Martina Hingis and Melanie Molitor
She was declared the youngest-ever Grand Slam champion who held a major title at the age of 16, she is Martina Hingis from Switzerland who majorly trained under her mother, Melanie Molitor. The mother-daughter team clinched three Slams in 1997 excluding the Paris major, the same year Hingis became the World Number one for the first time and spent 80 weeks on that position. Also, Molitor was awarded as the Trainer of the Year in Switzerland in 1997.
In 2001, she reached the Australian Open final for the fifth consecutive time by defeating the Williams sisters en route. Soon after her loss to Jennifer Capriati in the final, the Word Number one tennis player culminated his her coaching alliance with her mother. Post that, she could never get back on the apex of the singles tennis consequently losing her World Number one crown to Capriati and later she was hit by a storm of injuries. Hingis managed to reach the final in Melbourne again of the sixth straight time in 2002, but however, she was declared as the runner-up. The very next year she retired from tennis as she couldn’t bear the torment of her injuries.

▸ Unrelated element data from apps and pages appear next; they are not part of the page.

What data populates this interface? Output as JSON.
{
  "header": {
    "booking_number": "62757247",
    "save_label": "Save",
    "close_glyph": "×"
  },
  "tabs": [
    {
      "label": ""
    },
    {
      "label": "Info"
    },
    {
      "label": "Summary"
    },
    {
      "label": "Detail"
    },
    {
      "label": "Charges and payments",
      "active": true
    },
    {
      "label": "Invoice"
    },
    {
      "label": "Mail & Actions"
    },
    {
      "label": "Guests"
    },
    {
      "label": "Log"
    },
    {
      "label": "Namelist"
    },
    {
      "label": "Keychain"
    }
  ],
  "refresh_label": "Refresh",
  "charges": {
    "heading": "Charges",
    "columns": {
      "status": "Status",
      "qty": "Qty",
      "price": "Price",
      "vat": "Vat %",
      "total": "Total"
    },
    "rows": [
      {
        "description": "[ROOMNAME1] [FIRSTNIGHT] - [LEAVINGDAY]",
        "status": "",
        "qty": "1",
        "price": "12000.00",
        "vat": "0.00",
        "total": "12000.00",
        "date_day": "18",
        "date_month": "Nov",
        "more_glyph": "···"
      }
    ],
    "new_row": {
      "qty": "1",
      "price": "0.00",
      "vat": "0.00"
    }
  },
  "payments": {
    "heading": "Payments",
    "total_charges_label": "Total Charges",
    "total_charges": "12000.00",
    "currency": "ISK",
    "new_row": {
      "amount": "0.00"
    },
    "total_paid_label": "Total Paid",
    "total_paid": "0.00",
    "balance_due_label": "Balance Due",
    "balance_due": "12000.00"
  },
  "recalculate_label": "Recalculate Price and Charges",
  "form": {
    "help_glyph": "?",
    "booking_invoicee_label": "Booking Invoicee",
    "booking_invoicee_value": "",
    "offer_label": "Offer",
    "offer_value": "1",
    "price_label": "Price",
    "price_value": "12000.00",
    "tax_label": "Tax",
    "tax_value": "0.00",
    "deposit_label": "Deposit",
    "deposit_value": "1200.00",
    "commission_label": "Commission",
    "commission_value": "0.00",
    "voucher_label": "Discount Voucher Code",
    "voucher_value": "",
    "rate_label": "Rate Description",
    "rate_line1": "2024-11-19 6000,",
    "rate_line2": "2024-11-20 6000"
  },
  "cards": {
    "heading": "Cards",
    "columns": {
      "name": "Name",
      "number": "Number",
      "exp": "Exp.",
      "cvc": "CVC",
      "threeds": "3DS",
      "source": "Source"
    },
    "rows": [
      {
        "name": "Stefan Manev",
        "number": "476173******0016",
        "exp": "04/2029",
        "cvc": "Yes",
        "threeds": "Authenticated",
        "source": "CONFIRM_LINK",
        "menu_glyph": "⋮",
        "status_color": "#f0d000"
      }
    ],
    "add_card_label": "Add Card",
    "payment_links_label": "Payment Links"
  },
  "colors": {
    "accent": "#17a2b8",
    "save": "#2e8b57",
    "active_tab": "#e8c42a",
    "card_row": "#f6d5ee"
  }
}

Additionally, before her officially declaration, they stopped working together during the Roland Garros 1999, when top-ranked Hingis was blown up by losing to Steffi Graf in the final also at Wimbledon she lost to 129th-ranked Jelena Dokic.
Simona Halep and Darren Cahill
The Romanian ace, Simona Halep went on to fulfil her 13-year-old dream of winning a Slam with coach Darren Cahill on the ‘terre battue’ of Paris in 2018, also she ended the 2017 and 2018 season as the World Number one tennis player. However, with the change in situations, the duo amicably concluded their partnership while Halep was reigning on the top of the WTA ladder. Post that, at the beginning of the 2019 season, she was playing without a coach and reached the fourth round of the Australian Open 2019 (where she was the finalist in the previous season). Having tumbled upon her rankings on the women’s tour Halep found a replacement for Cahill and appointed Thierry Van Cleemput.
Naomi Osaka and Sascha Bajin
The esteemed WTA icon presently on the zenith of women’s tennis scale, Naomi Osaka recently announced to dissolve her blooming league with her coach Sascha Bajin. Osaka came into the limelight of tennis under the tutelage of Bajin. She picked up her first WTA title under his conduct. Also, Osaka defeated her childhood idol, Serena Williams during the New York major to collect her first Slam and she pulled off her second consecutive major in Melbourne. The Japanese became the first Asian to arrive at the uppermost brink of professional tennis, however, within a few days after her tremendous success, the thriving player-coach pair of tennis parted ways.